Interface dataset entries
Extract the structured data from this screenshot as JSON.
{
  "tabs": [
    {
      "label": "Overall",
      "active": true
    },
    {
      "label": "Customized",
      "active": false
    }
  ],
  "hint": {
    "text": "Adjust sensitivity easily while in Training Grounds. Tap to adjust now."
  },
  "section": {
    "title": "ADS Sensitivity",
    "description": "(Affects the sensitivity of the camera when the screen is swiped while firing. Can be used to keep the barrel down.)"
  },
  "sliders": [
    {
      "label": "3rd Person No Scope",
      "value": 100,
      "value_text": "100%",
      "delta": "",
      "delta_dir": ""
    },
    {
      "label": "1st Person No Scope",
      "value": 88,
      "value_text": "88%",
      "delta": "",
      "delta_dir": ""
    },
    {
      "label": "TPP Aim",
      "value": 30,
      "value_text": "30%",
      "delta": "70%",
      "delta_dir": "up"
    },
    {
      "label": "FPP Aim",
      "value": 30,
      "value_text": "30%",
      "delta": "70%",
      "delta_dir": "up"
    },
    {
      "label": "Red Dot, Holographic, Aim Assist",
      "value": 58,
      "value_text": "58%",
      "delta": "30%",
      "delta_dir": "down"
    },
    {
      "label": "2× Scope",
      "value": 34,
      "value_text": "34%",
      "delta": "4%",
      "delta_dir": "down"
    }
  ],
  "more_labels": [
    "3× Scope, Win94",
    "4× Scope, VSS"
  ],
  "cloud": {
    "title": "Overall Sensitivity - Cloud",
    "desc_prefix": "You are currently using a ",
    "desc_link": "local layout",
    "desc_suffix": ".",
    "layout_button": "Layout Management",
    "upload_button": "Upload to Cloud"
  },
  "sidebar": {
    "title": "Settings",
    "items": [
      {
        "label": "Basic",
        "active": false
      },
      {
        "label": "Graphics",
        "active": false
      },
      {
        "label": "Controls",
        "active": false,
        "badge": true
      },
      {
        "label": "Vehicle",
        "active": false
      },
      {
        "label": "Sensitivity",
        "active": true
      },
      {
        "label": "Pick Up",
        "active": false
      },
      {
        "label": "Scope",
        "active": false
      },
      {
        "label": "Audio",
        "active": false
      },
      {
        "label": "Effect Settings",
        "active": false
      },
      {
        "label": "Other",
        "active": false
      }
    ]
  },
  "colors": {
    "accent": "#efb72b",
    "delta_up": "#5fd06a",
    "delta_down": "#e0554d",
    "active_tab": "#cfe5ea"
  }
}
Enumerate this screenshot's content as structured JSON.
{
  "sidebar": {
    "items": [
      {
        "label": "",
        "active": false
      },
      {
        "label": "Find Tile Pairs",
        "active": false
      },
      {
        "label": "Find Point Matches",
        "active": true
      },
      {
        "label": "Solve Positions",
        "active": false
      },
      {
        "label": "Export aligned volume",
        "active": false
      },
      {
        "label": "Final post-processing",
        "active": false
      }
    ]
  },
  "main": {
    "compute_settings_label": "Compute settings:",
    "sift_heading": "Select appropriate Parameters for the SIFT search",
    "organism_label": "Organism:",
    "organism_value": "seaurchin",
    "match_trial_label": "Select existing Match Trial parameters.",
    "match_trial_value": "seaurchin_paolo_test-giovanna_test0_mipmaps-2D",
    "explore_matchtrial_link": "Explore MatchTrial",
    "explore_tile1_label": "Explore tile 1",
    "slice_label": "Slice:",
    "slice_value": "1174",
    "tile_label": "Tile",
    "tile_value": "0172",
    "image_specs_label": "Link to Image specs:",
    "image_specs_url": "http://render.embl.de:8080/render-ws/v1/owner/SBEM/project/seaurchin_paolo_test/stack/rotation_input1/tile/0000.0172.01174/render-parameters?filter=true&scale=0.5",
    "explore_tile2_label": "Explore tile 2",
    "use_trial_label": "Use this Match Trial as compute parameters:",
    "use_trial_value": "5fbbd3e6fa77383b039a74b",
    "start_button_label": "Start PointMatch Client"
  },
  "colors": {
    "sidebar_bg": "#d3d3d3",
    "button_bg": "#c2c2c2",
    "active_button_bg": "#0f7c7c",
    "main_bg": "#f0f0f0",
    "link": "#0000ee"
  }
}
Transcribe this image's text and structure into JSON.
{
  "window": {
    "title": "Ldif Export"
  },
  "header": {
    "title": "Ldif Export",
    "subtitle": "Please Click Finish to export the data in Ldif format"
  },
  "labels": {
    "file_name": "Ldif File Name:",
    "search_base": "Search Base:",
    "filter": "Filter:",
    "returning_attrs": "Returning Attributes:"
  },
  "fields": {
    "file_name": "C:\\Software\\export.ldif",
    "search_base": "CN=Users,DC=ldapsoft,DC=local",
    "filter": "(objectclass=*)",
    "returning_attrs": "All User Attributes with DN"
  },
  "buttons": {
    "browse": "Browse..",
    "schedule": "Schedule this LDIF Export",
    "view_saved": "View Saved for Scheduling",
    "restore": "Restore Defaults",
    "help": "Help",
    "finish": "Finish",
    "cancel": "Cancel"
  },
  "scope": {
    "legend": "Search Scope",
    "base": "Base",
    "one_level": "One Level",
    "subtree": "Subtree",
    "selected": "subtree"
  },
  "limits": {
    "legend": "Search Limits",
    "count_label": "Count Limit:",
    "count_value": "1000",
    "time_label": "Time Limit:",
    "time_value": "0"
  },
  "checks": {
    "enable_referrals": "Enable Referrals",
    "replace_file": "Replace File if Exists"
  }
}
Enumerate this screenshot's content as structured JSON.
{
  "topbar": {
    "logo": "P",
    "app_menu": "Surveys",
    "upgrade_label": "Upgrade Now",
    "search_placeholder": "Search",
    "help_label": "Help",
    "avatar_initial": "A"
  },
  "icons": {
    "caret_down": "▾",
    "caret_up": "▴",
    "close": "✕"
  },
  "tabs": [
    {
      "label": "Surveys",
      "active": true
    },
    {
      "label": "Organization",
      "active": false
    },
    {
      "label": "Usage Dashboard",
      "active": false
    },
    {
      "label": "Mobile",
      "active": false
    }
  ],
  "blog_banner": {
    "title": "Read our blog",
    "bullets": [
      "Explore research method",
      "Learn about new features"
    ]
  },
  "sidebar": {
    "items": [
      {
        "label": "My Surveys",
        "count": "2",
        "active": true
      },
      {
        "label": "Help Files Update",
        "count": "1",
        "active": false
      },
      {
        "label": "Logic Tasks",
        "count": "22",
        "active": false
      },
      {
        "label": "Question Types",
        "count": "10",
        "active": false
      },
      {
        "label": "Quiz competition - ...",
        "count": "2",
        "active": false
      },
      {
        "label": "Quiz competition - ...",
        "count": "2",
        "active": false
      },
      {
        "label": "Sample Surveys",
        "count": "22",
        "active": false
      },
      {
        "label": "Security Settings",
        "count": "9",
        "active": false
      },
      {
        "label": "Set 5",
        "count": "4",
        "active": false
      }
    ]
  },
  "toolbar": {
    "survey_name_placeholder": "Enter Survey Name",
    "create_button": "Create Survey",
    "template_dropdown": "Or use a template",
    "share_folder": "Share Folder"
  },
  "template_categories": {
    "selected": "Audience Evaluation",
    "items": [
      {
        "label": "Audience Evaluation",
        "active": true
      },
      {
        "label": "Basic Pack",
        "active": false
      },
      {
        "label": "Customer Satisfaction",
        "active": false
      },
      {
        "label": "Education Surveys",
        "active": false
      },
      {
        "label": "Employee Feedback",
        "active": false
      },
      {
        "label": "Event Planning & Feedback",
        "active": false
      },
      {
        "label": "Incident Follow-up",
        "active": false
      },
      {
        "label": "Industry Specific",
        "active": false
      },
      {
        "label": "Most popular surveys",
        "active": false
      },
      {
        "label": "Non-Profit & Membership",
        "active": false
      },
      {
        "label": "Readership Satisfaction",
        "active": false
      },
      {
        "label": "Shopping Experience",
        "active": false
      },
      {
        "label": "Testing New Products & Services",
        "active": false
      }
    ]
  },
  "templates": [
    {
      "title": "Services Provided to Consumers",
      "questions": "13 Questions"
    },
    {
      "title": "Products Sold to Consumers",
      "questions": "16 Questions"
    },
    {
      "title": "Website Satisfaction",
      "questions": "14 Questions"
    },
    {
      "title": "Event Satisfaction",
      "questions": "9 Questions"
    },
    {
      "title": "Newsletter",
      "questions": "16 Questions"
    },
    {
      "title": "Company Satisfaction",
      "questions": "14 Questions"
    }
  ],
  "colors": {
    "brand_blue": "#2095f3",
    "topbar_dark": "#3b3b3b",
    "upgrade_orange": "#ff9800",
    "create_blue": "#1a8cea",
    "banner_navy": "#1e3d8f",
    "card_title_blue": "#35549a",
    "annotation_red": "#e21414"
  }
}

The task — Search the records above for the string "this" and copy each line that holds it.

Response —
Extract the structured data from this screenshot as JSON.
Enumerate this screenshot's content as structured JSON.
    "use_trial_label": "Use this Match Trial as compute parameters:",
Transcribe this image's text and structure into JSON.
    "schedule": "Schedule this LDIF Export",
Enumerate this screenshot's content as structured JSON.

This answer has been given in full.